The European Court of Human Rights has satisfied the application of former deputy director of the first department of Asia of the MFA of Russia Valentin Moiseyev, sentenced by the Moscow City Court in the year 2001 for state treason to 4.5 years of deprivation of liberty with confiscation of property. Valentin Moiseyev was taken into custody in July of the year 1998. They had brought charges of espionage in favor of South Korea against him. The FSB accused Moiseyev of having supposedly worked for the special services of South Korea from the year 1994 through the year 1998, passing on to them information comprising a state secret. According to the data of the investigation, he had conducted around 60 meetings with a representative of South Korean intelligence and had «passed on to him copies of 23 documents» concerning cooperation between the RF and the DPRK [Democratic People’s Republic of Korea], including in the military sphere. And had gotten 14 thousand dollars for all this. According to the arithmetic of the FSB, that comes out to 608 dollars per document. Moiseyev himself declared that he had maintained amicable relations with representatives of the embassy of Korea, while the passed on materials had been earlier published in a series of newspapers and other open sources. And that in actuality this is not secret materials, but a scholarly lecture “The Policy of Russia on the Korean peninsula”.

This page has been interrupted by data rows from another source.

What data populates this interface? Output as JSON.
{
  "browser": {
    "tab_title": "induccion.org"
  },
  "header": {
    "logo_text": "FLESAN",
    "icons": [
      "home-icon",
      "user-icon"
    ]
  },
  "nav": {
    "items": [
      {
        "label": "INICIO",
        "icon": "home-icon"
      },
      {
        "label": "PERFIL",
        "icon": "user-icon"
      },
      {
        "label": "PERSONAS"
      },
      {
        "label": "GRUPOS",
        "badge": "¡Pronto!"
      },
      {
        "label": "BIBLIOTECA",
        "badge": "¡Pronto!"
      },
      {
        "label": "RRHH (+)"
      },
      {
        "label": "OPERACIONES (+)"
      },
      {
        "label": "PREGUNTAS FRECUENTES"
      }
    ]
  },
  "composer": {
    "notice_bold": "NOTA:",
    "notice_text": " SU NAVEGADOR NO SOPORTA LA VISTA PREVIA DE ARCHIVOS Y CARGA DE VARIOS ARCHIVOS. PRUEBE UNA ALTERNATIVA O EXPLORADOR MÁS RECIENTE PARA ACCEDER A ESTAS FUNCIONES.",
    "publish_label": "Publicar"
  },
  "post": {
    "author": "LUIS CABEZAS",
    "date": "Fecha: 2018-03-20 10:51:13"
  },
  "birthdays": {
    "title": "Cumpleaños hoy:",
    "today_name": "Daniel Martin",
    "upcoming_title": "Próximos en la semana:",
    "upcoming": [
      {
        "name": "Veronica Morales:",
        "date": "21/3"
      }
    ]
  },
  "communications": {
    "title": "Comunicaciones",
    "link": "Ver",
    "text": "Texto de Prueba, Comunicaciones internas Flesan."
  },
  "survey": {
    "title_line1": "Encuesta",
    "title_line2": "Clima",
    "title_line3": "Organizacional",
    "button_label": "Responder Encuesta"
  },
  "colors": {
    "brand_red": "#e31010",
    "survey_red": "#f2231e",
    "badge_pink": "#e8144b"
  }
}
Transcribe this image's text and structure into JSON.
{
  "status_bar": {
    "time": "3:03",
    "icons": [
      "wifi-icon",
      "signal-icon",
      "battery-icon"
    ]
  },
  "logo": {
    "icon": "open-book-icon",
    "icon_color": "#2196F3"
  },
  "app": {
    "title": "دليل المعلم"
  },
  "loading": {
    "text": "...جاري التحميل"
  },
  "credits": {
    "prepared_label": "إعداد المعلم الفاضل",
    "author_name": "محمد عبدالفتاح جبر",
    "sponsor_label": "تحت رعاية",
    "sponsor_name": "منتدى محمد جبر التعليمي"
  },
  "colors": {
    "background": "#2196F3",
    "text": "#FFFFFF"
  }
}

In December of the year 1999, the Moscow City Court found the former diplomat guilty and sentenced him to 12 years of deprivation of liberty. The data cited in the attached official publications of the press and in scholarly works, were ruled by the court to be secret.After the announcement of the verdict Moiseyev’s lawyers filed in the Supreme Court of the RF a cassational appeal, in which they demanded that a series of violations of the Criminal Code be found during the issuance of the verdict. In part, in the appeal was indicated that in the charges figured episodes belonging to the year 1992, but that the verdict for Moiseyev had been issued under an article of the new Criminal Code, which had entered into force in the year 1996. Exactly the same kind of – to put it mildly – substitutions in the application of legislation the Russian chekists applied too in the case of former officer of the Military Marine Fleet [Navy—Trans.] Alexander Nikitin [and in the case of the journalist Grigory Pasko—Ed.] Besides this, in the opinion of lawyers, during the course of the investigation had been allowed a series of violations of procedural legislation, including also during the detaining of the advisor to the South Korean embassy to whom Moiseyev had passed on information. From 14 March of the year 2002 by decision of the GUIN [Main Administration for the Execution of Punishments, the direct descendant of GULag—Trans.] of the Ministry of Justice Moiseyev served punishment in a hospital in Torzhok. Was released on 31 December of the year 2002.After release Moiseyev declared that he intends to continue to strive for the finding of him not guilty and submitted an application to the Strasbourg court.And now here the International Court of Human Rights in Strasbourg has found Moiseyev’s application lawful and has held that the powers of Russia had violated articles of the European Convention on Human Rights guaranteeing the establishment of the condition of detention of a prisoner, the right to a fair trial, the setting of punishment exclusively on the basis of the law, as well as the right to respect for personal and family life.In the end the Court obligated Russia to pay the applicant monetary compensation in the amount of €28.9 thousand, as well as to cover court costs.It should be noted that the «Moiseyev case» – is the first of the Russian so-called spy cases that has been heard by the Strasbourg court on its merits. [Next in line stands the case of the journalist Grigory Pasko, which has already been ruled admissible for consideration.—Ed.]